March 31, 2013 @ 1:15 am GMT0
Brattle Theatre


2013, USA, 85 min.
Director E.L. Katz
Screenwriter Trent Haaga, David Chirchirillo
Cast Pat Healy, Ethan Embry, Sara Paxton, David Koechner, Amanda Fuller

What would you do for a Klondike bar? is transformed from dessert to just deserts, as two recently reunited friends are pitted against one another in a series of escalating bets by a couple of onepercenters looking for the eponymous jollies promised in E.L. Katz’s fiercely critical feature debut.

When Craig (Pat Healy) gets hit with a layoff, he heads to the bar to hit the bottle for temporary respite. At this seediest of watering holes he reconnects with an old friend (Ethan Embry) whose life has meandered out of prison and into loanshark waters since they last saw one another. While the two play catch-up, they catch the eye of Colin (David Koechner) and his blasé bride Violet (Sara Paxton). In one fell $300-tequila-bottle swoop, it becomes clear this power couple has money to spare as friendly dares with friendlier pricetags are dangled before these two down-and-out dudes in a friendly game of one-upmanship. When they take the party home, the night spirals out of control as the outlandish dares begin to resemble Pasolini’s Jackass.

Humanity has a hardwired history of reveling in the misery of those condemned to the lower echelons of society. From gladiatorial displays of bravado to the gross-out fascination ofFear Factor, in this dog-eat-dog world, a man will eat dog if he has to, especially when high stakes command the price of dignity. Chirchirillo & Haaga weave a soberingly cruel and hilarious parable that cuts flesh, pound for pound, and evaluates its monetary worth through the actions of a pair of desperate men reduced to bourgeoisie playthings.

Where 1987’s Eat the Rich shoves a blackly comedic proletariat agenda down the titular rich’s (and the viewers’) throats, Cheap Thrills prefers a subtly left-leaning but-no-less-blackly-comedic shiv to the McRibs, appealing to our sense of humanity by forcing us to witness the devastating and utterly convincing dissolution of our everyman hero’s very own.

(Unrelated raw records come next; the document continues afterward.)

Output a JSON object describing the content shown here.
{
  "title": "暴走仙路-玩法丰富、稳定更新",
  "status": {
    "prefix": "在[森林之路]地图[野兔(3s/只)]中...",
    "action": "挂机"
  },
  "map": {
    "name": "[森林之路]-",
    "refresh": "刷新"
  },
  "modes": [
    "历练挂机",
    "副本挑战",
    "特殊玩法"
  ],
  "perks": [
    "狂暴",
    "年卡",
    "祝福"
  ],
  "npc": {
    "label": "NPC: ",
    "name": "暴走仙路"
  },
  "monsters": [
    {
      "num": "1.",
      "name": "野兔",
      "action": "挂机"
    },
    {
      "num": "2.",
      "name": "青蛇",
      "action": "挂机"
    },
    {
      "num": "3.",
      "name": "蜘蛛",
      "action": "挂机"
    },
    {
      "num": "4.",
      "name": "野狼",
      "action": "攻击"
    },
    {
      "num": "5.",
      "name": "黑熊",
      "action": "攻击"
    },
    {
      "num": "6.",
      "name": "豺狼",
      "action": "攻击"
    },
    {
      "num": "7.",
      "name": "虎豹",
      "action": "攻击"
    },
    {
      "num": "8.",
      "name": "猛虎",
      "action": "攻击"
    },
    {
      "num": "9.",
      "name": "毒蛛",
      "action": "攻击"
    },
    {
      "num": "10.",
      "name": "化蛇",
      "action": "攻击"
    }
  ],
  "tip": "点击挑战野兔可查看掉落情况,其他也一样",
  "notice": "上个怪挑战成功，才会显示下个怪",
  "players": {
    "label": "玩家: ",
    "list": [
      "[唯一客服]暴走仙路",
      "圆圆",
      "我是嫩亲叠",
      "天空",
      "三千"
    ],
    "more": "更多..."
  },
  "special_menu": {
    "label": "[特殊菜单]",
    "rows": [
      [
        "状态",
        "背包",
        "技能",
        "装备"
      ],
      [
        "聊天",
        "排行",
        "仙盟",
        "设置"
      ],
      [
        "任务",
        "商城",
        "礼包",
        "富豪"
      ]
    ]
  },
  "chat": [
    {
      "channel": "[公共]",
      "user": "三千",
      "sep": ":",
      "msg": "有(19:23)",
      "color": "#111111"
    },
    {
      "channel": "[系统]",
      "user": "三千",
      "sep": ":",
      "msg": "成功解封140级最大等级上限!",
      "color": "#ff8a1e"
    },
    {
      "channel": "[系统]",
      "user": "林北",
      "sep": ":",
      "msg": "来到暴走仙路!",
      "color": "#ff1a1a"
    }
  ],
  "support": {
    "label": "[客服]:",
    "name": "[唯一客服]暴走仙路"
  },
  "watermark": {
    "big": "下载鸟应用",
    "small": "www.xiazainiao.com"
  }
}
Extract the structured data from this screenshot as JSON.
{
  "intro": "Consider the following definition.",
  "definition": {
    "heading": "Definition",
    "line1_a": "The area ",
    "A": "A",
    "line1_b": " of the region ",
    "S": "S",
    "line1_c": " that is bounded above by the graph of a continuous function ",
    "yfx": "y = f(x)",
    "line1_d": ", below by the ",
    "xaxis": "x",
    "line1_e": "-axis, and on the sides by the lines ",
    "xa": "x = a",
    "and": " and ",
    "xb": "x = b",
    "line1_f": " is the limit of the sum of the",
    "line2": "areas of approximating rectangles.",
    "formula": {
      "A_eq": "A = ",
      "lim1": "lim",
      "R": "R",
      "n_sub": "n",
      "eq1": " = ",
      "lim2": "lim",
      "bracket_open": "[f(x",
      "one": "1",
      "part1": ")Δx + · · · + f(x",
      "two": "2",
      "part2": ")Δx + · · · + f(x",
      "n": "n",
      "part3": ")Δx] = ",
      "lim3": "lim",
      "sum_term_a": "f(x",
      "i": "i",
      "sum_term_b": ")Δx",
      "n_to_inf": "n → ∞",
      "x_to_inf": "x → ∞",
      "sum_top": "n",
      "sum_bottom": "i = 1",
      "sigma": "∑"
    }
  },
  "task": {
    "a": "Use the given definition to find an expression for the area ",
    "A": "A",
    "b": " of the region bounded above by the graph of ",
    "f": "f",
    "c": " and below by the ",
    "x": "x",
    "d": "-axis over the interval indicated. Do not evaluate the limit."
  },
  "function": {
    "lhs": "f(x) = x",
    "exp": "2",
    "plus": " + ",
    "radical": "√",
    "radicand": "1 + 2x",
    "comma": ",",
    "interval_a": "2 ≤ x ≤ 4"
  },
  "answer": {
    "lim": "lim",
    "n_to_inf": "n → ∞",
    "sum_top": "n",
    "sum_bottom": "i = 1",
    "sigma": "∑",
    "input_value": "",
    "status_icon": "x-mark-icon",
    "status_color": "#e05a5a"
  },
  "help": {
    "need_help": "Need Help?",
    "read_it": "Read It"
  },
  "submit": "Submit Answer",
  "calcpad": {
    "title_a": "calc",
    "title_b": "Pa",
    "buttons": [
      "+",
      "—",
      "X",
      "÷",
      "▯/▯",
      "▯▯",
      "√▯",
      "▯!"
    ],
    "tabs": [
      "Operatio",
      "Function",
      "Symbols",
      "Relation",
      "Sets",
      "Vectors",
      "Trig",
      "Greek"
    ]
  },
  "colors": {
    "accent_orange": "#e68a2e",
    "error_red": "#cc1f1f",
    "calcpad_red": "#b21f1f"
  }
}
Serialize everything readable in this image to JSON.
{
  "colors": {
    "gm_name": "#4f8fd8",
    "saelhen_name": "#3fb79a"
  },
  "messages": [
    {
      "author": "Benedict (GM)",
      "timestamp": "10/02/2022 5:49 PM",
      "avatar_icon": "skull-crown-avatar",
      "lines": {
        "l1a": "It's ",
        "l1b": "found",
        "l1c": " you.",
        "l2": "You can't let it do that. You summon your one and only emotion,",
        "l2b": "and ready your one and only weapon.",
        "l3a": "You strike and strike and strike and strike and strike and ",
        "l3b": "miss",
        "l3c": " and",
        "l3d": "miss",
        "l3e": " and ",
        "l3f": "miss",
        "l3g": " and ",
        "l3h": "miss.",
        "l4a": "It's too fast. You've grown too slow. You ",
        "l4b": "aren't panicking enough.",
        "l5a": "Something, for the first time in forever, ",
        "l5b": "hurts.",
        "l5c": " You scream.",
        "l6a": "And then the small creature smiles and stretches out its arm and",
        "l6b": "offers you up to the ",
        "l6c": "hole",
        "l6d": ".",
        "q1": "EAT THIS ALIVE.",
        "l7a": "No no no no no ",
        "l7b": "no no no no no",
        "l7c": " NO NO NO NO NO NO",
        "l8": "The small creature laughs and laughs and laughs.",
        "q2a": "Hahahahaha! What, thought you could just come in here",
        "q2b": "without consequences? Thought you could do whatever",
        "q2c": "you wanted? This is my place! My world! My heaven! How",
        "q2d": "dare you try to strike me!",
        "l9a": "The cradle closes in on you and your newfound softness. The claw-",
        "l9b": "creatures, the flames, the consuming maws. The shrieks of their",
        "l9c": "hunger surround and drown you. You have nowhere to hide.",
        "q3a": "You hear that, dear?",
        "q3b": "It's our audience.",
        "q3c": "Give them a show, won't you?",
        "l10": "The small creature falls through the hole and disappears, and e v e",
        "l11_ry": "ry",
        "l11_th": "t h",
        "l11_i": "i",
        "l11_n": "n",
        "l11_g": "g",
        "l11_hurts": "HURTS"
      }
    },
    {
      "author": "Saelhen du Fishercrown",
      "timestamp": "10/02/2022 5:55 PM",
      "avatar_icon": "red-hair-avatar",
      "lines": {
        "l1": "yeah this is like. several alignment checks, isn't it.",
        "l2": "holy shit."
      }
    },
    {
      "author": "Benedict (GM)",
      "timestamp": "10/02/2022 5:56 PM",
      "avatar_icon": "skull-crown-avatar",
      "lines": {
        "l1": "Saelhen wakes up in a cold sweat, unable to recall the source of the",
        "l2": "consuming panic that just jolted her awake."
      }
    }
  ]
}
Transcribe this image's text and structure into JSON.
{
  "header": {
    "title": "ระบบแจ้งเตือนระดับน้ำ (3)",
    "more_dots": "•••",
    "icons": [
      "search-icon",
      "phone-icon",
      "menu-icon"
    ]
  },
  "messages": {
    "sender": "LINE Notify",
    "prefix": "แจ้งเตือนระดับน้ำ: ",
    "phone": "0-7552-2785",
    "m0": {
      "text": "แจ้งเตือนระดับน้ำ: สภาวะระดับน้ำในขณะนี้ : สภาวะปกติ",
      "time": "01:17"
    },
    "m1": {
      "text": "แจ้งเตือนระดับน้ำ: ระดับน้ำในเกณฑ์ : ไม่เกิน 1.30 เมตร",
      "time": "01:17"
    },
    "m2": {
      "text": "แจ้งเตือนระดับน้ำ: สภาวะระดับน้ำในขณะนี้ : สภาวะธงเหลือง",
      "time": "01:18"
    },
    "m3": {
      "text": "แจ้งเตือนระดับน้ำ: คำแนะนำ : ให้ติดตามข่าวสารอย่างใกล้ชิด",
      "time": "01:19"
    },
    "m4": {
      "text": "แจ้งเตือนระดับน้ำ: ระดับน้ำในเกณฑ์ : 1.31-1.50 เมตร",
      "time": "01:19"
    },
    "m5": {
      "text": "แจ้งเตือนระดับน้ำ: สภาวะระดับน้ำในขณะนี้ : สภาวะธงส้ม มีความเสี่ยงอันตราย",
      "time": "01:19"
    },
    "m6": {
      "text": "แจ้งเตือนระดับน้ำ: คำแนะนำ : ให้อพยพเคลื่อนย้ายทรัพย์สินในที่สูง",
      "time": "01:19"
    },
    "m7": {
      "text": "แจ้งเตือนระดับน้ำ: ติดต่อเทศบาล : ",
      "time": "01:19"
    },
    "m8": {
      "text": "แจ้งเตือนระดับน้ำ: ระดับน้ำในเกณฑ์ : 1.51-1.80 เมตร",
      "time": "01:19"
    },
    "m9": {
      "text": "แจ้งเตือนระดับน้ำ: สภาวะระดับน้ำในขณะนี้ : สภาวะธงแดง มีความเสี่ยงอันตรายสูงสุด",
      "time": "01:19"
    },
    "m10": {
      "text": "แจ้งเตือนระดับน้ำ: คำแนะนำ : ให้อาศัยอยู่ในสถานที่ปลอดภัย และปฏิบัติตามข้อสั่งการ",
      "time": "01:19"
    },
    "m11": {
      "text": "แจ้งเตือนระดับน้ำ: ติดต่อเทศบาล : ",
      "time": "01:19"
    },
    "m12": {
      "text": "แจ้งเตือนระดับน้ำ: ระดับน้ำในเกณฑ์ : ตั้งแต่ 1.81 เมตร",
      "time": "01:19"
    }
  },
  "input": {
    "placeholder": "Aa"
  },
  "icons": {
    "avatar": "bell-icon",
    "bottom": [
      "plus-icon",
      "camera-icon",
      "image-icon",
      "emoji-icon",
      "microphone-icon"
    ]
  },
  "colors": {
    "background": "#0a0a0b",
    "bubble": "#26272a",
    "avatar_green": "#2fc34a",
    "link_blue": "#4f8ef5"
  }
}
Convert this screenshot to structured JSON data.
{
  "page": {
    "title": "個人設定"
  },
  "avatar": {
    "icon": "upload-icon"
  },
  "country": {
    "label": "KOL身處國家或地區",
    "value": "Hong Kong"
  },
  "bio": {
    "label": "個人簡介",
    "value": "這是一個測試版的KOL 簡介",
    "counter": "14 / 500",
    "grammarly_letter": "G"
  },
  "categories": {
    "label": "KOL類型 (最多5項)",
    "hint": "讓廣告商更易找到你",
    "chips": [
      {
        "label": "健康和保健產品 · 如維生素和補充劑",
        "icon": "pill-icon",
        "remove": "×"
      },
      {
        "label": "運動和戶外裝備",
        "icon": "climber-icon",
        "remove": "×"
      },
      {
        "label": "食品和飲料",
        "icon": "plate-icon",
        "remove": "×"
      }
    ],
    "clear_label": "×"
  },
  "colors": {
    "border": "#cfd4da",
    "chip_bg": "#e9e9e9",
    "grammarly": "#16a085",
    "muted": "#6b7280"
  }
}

— Nicole McControversy


As Human As Animal, Kristina Klebe, 5 min.
A lonely man (Diamond Dallas Page) with a dark past resides in an even darker present.